FOB (Free On Board) is an Incoterm that ensures a fair sharing of costs, risks, and insurance responsibilities between the buyer and the seller. When importing from China, the process can be divided into the following key stages:
- Manufacturing and preparing goods for shipping.
- Transportation from the factory to the port.
- Loading the goods onto the vessel (to the ship’s rail).
These responsibilities fall on the seller when agreeing to sell goods on FOB terms. The Chinese company is obligated to carry out and finance these actions, as well as bear the associated risks. However, it’s important to note that some Chinese companies may attempt to request additional funds or cost-sharing for transportation or alleged customs duties. As the buyer, you are not obliged to make such payments.
On the other hand, certain stages of the importing process become the buyer’s responsibility. These include:
- Sea freight from the Chinese port of loading to the destination port (e.g., Gdynia, Gdańsk, or Hamburg) and insurance of goods.
- Unloading and warehousing of goods (THC, warehousing costs, etc.).
- The customs import procedure (customs duty, VAT, submitting import documentation).
- Transportation of goods from the port to the final destination (e.g., your warehouse or company office).
It’s important to understand the responsibilities of the buyer and seller when using FOB terms for imports from China.

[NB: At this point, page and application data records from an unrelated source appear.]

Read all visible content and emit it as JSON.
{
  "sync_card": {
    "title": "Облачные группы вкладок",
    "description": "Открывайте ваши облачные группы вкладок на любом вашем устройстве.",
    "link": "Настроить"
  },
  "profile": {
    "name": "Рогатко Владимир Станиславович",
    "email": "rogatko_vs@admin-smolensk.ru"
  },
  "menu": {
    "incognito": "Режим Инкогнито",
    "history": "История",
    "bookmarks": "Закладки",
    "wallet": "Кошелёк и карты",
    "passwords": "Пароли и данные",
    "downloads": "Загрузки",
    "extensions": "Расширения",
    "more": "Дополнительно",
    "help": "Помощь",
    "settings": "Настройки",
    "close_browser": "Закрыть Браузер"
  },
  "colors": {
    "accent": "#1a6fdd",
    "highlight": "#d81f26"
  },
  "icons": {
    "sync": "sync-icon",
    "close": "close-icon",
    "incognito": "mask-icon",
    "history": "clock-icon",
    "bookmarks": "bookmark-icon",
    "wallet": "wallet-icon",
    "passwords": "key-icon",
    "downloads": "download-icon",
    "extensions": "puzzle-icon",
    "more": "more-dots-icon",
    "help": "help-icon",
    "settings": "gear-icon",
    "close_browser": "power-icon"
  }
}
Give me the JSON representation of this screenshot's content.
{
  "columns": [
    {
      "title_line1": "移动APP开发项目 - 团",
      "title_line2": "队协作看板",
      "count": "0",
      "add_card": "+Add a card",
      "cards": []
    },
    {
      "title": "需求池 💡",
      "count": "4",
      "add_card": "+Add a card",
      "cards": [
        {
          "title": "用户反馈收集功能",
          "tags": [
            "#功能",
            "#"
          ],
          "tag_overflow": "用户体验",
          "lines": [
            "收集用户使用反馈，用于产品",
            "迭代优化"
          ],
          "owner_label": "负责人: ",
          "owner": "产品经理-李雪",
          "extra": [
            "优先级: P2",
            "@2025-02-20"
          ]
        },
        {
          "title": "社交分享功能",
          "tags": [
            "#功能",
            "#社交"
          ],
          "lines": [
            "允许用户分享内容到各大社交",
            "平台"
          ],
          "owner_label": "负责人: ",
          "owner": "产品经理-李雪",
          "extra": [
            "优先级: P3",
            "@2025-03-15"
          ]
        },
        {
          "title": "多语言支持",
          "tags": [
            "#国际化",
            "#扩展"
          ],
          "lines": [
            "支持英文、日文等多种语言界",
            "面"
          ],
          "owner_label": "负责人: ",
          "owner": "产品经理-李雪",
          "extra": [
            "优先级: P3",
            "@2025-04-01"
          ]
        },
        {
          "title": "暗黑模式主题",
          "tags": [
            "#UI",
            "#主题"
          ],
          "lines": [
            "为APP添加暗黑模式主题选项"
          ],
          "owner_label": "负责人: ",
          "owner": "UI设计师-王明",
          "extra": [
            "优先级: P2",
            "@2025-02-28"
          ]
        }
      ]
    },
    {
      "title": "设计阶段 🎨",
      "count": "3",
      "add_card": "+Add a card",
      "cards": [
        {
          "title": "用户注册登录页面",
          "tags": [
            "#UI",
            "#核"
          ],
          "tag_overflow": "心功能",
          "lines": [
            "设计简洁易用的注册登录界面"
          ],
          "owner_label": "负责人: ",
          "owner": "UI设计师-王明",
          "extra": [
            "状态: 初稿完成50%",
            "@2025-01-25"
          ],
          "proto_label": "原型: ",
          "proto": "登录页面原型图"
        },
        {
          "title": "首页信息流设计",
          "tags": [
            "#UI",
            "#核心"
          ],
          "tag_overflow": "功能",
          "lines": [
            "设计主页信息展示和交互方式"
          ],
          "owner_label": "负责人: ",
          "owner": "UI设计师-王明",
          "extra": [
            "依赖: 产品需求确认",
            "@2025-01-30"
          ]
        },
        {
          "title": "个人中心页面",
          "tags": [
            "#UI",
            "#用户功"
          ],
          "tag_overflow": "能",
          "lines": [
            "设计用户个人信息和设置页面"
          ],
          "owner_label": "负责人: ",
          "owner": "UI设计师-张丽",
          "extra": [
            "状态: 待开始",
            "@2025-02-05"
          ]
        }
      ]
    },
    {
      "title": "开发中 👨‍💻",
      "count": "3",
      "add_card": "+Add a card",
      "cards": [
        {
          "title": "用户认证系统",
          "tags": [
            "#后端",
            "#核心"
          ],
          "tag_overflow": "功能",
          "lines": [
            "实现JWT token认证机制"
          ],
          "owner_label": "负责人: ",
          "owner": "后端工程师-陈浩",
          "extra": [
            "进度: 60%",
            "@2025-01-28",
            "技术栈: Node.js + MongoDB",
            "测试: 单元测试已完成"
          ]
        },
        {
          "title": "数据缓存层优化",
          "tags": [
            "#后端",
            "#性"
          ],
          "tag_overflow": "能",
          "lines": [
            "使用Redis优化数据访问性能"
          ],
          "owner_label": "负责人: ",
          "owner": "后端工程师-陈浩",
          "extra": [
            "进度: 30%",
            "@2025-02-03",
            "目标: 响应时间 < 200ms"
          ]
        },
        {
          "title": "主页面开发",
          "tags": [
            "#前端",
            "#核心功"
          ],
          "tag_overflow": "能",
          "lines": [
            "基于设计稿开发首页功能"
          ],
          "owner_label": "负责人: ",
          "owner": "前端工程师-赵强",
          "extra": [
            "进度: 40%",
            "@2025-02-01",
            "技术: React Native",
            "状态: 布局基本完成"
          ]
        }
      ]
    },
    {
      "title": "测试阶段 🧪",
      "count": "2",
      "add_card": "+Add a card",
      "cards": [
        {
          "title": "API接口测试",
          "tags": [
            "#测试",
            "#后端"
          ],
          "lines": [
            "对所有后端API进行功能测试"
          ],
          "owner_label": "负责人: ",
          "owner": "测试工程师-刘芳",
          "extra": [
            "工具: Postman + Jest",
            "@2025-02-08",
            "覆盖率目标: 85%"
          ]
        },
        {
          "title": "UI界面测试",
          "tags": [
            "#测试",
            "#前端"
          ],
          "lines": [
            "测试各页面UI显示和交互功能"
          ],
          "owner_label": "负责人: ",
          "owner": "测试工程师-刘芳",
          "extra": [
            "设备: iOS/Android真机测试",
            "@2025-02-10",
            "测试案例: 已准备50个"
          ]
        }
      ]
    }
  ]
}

This helps us anticipate costs and know which stages of the process we’re responsible for.
As the buyer, it is of utmost importance to conduct a meticulous assessment of transportation expenses. It is worth noting that the price quoted by Chinese manufacturers often includes solely the product’s cost. By taking these factors into consideration, we can effectively plan and allocate our budget for a smooth import process.

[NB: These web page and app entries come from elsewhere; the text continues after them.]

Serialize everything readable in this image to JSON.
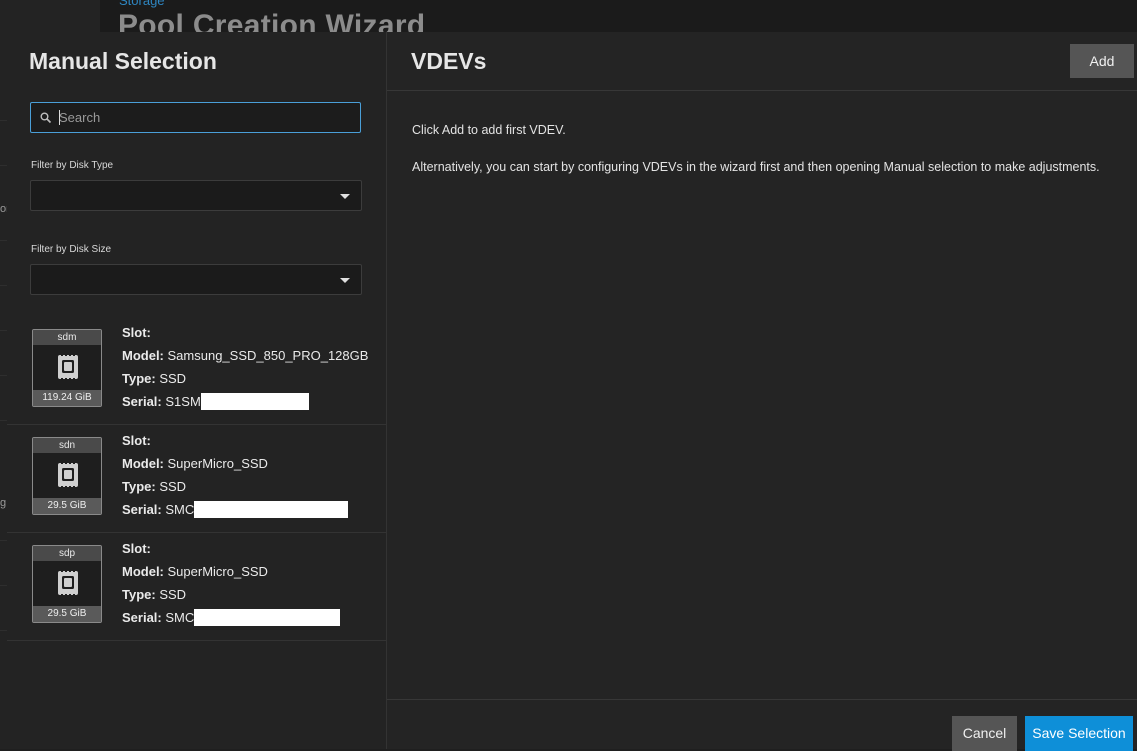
{
  "background": {
    "breadcrumb": "Storage",
    "page_title": "Pool Creation Wizard",
    "sidebar_fragments": [
      "or",
      "g"
    ]
  },
  "left_panel": {
    "title": "Manual Selection",
    "search": {
      "placeholder": "Search",
      "value": ""
    },
    "filter_type": {
      "label": "Filter by Disk Type",
      "value": ""
    },
    "filter_size": {
      "label": "Filter by Disk Size",
      "value": ""
    },
    "disks": [
      {
        "name": "sdm",
        "size": "119.24 GiB",
        "slot_key": "Slot:",
        "slot": "",
        "model_key": "Model:",
        "model": "Samsung_SSD_850_PRO_128GB",
        "type_key": "Type:",
        "type": "SSD",
        "serial_key": "Serial:",
        "serial": "S1SM"
      },
      {
        "name": "sdn",
        "size": "29.5 GiB",
        "slot_key": "Slot:",
        "slot": "",
        "model_key": "Model:",
        "model": "SuperMicro_SSD",
        "type_key": "Type:",
        "type": "SSD",
        "serial_key": "Serial:",
        "serial": "SMC"
      },
      {
        "name": "sdp",
        "size": "29.5 GiB",
        "slot_key": "Slot:",
        "slot": "",
        "model_key": "Model:",
        "model": "SuperMicro_SSD",
        "type_key": "Type:",
        "type": "SSD",
        "serial_key": "Serial:",
        "serial": "SMC"
      }
    ]
  },
  "right_panel": {
    "title": "VDEVs",
    "add_label": "Add",
    "message1": "Click Add to add first VDEV.",
    "message2": "Alternatively, you can start by configuring VDEVs in the wizard first and then opening Manual selection to make adjustments."
  },
  "footer": {
    "cancel_label": "Cancel",
    "save_label": "Save Selection"
  },
  "colors": {
    "accent": "#0e8fd8",
    "focus_border": "#4a9fd8",
    "button_gray": "#555555",
    "panel_bg": "#232323"
  }
}
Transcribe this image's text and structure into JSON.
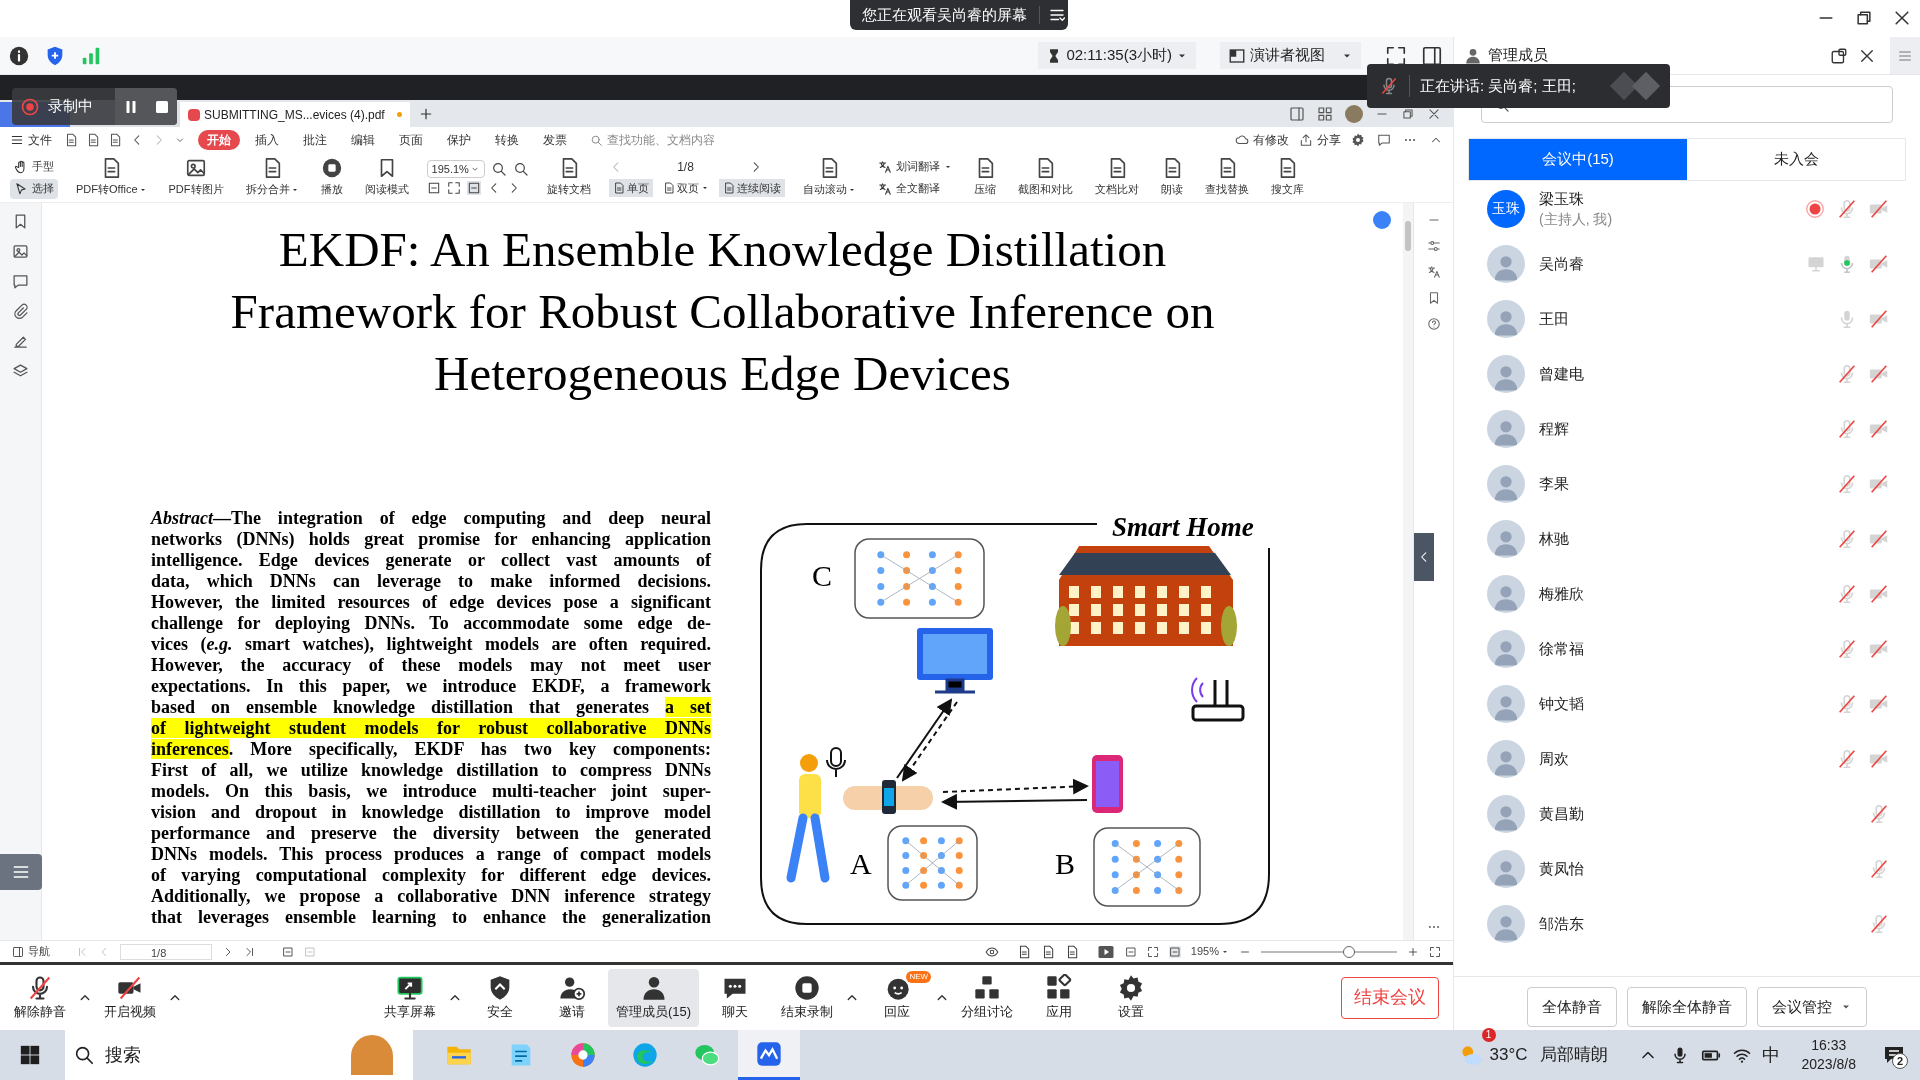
{
  "top_bar": {
    "viewing_notice": "您正在观看吴尚睿的屏幕"
  },
  "meeting_bar": {
    "timer": "02:11:35(3小时)",
    "view_mode": "演讲者视图"
  },
  "shared_screen": {
    "recording": {
      "label": "录制中"
    },
    "pdf_tabs": [
      {
        "label": "SUBMITTING_MS...evices (4).pdf",
        "modified": true
      }
    ],
    "menu": {
      "file": "文件",
      "tabs": [
        {
          "label": "开始",
          "selected": true
        },
        {
          "label": "插入",
          "selected": false
        },
        {
          "label": "批注",
          "selected": false
        },
        {
          "label": "编辑",
          "selected": false
        },
        {
          "label": "页面",
          "selected": false
        },
        {
          "label": "保护",
          "selected": false
        },
        {
          "label": "转换",
          "selected": false
        },
        {
          "label": "发票",
          "selected": false
        }
      ],
      "search_placeholder": "查找功能、文档内容",
      "actions": [
        "有修改",
        "分享"
      ]
    },
    "toolbar": [
      {
        "kind": "pair",
        "items": [
          {
            "label": "手型",
            "selected": false,
            "dropdown": false
          },
          {
            "label": "选择",
            "selected": true,
            "dropdown": false
          }
        ]
      },
      {
        "kind": "big",
        "label": "PDF转Office",
        "dropdown": true
      },
      {
        "kind": "big",
        "label": "PDF转图片",
        "dropdown": false
      },
      {
        "kind": "big",
        "label": "拆分合并",
        "dropdown": true
      },
      {
        "kind": "big",
        "label": "播放",
        "dropdown": false
      },
      {
        "kind": "big",
        "label": "阅读模式",
        "dropdown": false
      },
      {
        "kind": "zoom",
        "value": "195.1%"
      },
      {
        "kind": "big",
        "label": "旋转文档",
        "dropdown": false
      },
      {
        "kind": "pages",
        "page": "1/8",
        "items": [
          {
            "label": "单页",
            "selected": true,
            "dropdown": false
          },
          {
            "label": "双页",
            "selected": false,
            "dropdown": true
          },
          {
            "label": "连续阅读",
            "selected": true,
            "dropdown": false
          }
        ]
      },
      {
        "kind": "big",
        "label": "自动滚动",
        "dropdown": true
      },
      {
        "kind": "pair",
        "items": [
          {
            "label": "划词翻译",
            "selected": false,
            "dropdown": true
          },
          {
            "label": "全文翻译",
            "selected": false,
            "dropdown": false
          }
        ]
      },
      {
        "kind": "big",
        "label": "压缩",
        "dropdown": false
      },
      {
        "kind": "big",
        "label": "截图和对比",
        "dropdown": false
      },
      {
        "kind": "big",
        "label": "文档比对",
        "dropdown": false
      },
      {
        "kind": "big",
        "label": "朗读",
        "dropdown": false
      },
      {
        "kind": "big",
        "label": "查找替换",
        "dropdown": false
      },
      {
        "kind": "big",
        "label": "搜文库",
        "dropdown": false
      }
    ],
    "document": {
      "title_lines": [
        "EKDF: An Ensemble Knowledge Distillation",
        "Framework for Robust Collaborative Inference on",
        "Heterogeneous Edge Devices"
      ],
      "abstract_lines": [
        [
          {
            "text": "*Abstract*—The integration of edge computing and deep neural",
            "highlight": false
          }
        ],
        [
          {
            "text": "networks (DNNs) holds great promise for enhancing application",
            "highlight": false
          }
        ],
        [
          {
            "text": "intelligence. Edge devices generate or collect vast amounts of",
            "highlight": false
          }
        ],
        [
          {
            "text": "data, which DNNs can leverage to make informed decisions.",
            "highlight": false
          }
        ],
        [
          {
            "text": "However, the limited resources of edge devices pose a significant",
            "highlight": false
          }
        ],
        [
          {
            "text": "challenge for deploying DNNs. To accommodate some edge de-",
            "highlight": false
          }
        ],
        [
          {
            "text": "vices (*e.g.* smart watches), lightweight models are often required.",
            "highlight": false
          }
        ],
        [
          {
            "text": "However, the accuracy of these models may not meet user",
            "highlight": false
          }
        ],
        [
          {
            "text": "expectations. In this paper, we introduce EKDF, a framework",
            "highlight": false
          }
        ],
        [
          {
            "text": "based on ensemble knowledge distillation that generates ",
            "highlight": false
          },
          {
            "text": "a set",
            "highlight": true
          }
        ],
        [
          {
            "text": "of lightweight student models for robust collaborative DNNs",
            "highlight": true
          }
        ],
        [
          {
            "text": "inferences",
            "highlight": true
          },
          {
            "text": ". More specifically, EKDF has two key components:",
            "highlight": false
          }
        ],
        [
          {
            "text": "First of all, we utilize knowledge distillation to compress DNNs",
            "highlight": false
          }
        ],
        [
          {
            "text": "models. On this basis, we introduce multi-teacher joint super-",
            "highlight": false
          }
        ],
        [
          {
            "text": "vision and dropout in knowledge distillation to improve model",
            "highlight": false
          }
        ],
        [
          {
            "text": "performance and preserve the diversity between the generated",
            "highlight": false
          }
        ],
        [
          {
            "text": "DNNs models. This process produces a range of compact models",
            "highlight": false
          }
        ],
        [
          {
            "text": "of varying computational complexity for different edge devices.",
            "highlight": false
          }
        ],
        [
          {
            "text": "Additionally, we propose a collaborative DNN inference strategy",
            "highlight": false
          }
        ],
        [
          {
            "text": "that leverages ensemble learning to enhance the generalization",
            "highlight": false
          }
        ]
      ],
      "figure": {
        "title": "Smart Home",
        "labels": [
          "C",
          "A",
          "B"
        ]
      }
    },
    "status_bar": {
      "nav": "导航",
      "page": "1/8",
      "zoom": "195%",
      "zoom_slider": {
        "level": 0.65
      }
    }
  },
  "bottom_toolbar": {
    "items": [
      {
        "label": "解除静音",
        "menu": true,
        "selected": false
      },
      {
        "label": "开启视频",
        "menu": true,
        "selected": false
      },
      {
        "label": "共享屏幕",
        "menu": true,
        "selected": false
      },
      {
        "label": "安全",
        "menu": false,
        "selected": false
      },
      {
        "label": "邀请",
        "menu": false,
        "selected": false
      },
      {
        "label": "管理成员(15)",
        "menu": false,
        "selected": true
      },
      {
        "label": "聊天",
        "menu": false,
        "selected": false
      },
      {
        "label": "结束录制",
        "menu": true,
        "selected": false
      },
      {
        "label": "回应",
        "menu": true,
        "selected": false,
        "badge": "NEW"
      },
      {
        "label": "分组讨论",
        "menu": false,
        "selected": false
      },
      {
        "label": "应用",
        "menu": false,
        "selected": false
      },
      {
        "label": "设置",
        "menu": false,
        "selected": false
      }
    ],
    "end_button": "结束会议"
  },
  "participants_panel": {
    "title": "管理成员",
    "tabs": [
      {
        "label": "会议中(15)",
        "selected": true
      },
      {
        "label": "未入会",
        "selected": false
      }
    ],
    "participants": [
      {
        "name": "梁玉珠",
        "note": "(主持人, 我)",
        "avatar_text": "玉珠",
        "recording": true,
        "sharing": false,
        "muted": true,
        "speaking": false,
        "camera_off": true
      },
      {
        "name": "吴尚睿",
        "recording": false,
        "sharing": true,
        "muted": false,
        "speaking": true,
        "camera_off": true
      },
      {
        "name": "王田",
        "recording": false,
        "sharing": false,
        "muted": false,
        "speaking": false,
        "camera_off": true
      },
      {
        "name": "曾建电",
        "recording": false,
        "sharing": false,
        "muted": true,
        "speaking": false,
        "camera_off": true
      },
      {
        "name": "程辉",
        "recording": false,
        "sharing": false,
        "muted": true,
        "speaking": false,
        "camera_off": true
      },
      {
        "name": "李果",
        "recording": false,
        "sharing": false,
        "muted": true,
        "speaking": false,
        "camera_off": true
      },
      {
        "name": "林驰",
        "recording": false,
        "sharing": false,
        "muted": true,
        "speaking": false,
        "camera_off": true
      },
      {
        "name": "梅雅欣",
        "recording": false,
        "sharing": false,
        "muted": true,
        "speaking": false,
        "camera_off": true
      },
      {
        "name": "徐常福",
        "recording": false,
        "sharing": false,
        "muted": true,
        "speaking": false,
        "camera_off": true
      },
      {
        "name": "钟文韬",
        "recording": false,
        "sharing": false,
        "muted": true,
        "speaking": false,
        "camera_off": true
      },
      {
        "name": "周欢",
        "recording": false,
        "sharing": false,
        "muted": true,
        "speaking": false,
        "camera_off": true
      },
      {
        "name": "黄昌勤",
        "recording": false,
        "sharing": false,
        "muted": true,
        "speaking": false,
        "camera_off": false
      },
      {
        "name": "黄凤怡",
        "recording": false,
        "sharing": false,
        "muted": true,
        "speaking": false,
        "camera_off": false
      },
      {
        "name": "邹浩东",
        "recording": false,
        "sharing": false,
        "muted": true,
        "speaking": false,
        "camera_off": false
      }
    ],
    "buttons": [
      {
        "label": "全体静音",
        "dropdown": false
      },
      {
        "label": "解除全体静音",
        "dropdown": false
      },
      {
        "label": "会议管控",
        "dropdown": true
      }
    ]
  },
  "speaking_tooltip": "正在讲话: 吴尚睿; 王田;",
  "taskbar": {
    "search": "搜索",
    "apps": [
      {
        "selected": false
      },
      {
        "selected": false
      },
      {
        "selected": false
      },
      {
        "selected": false
      },
      {
        "selected": false
      },
      {
        "selected": true
      }
    ],
    "weather_badge": "1",
    "temperature": "33°C",
    "weather": "局部晴朗",
    "ime": "中",
    "time": "16:33",
    "date": "2023/8/8",
    "notifications": "2"
  }
}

CIF – Cost, Insurance, and Freight
Unlike FOB terms, CIF (Cost, Insurance, and Freight) Incoterms put the responsibility of sea freight costs on the seller, specifically the Chinese manufacturer in this case. It may seem attractive, but it’s crucial to remember that our order includes both the product and the sea freight. Additionally, there are hidden costs related to CIF shipping that are passed on to the buyer at the port of discharge.
As importers, it is our desire to have control over the entire import process and product pricing. Therefore, we recommend opting for importing with FOB Incoterms.
What is FOB?
FOB, which stands for “Free On Board,” is a widely used international trade term in shipping and freight contracts. It defines the point at which the responsibility and costs for the transported goods shift from the seller to the buyer.
FOB (Free On Board) is a term used in international trade to designate a specific location, such as FOB Shanghai or FOB Miami. This location marks the point where the seller’s responsibility ends and the buyer takes over.
Let’s look at the responsibilities and costs associated with FOB:
Seller’s Responsibility (Exporter): The seller is responsible for delivering the goods to the designated FOB location. This includes packaging, loading onto the ship or transport, handling export customs clearance, and covering related costs.
Buyer’s Responsibility (Importer): Once the goods reach the FOB location, the buyer takes on the responsibility for transporting them to the final destination. This includes shipping, insurance, import customs clearance, and any additional charges incurred during transportation.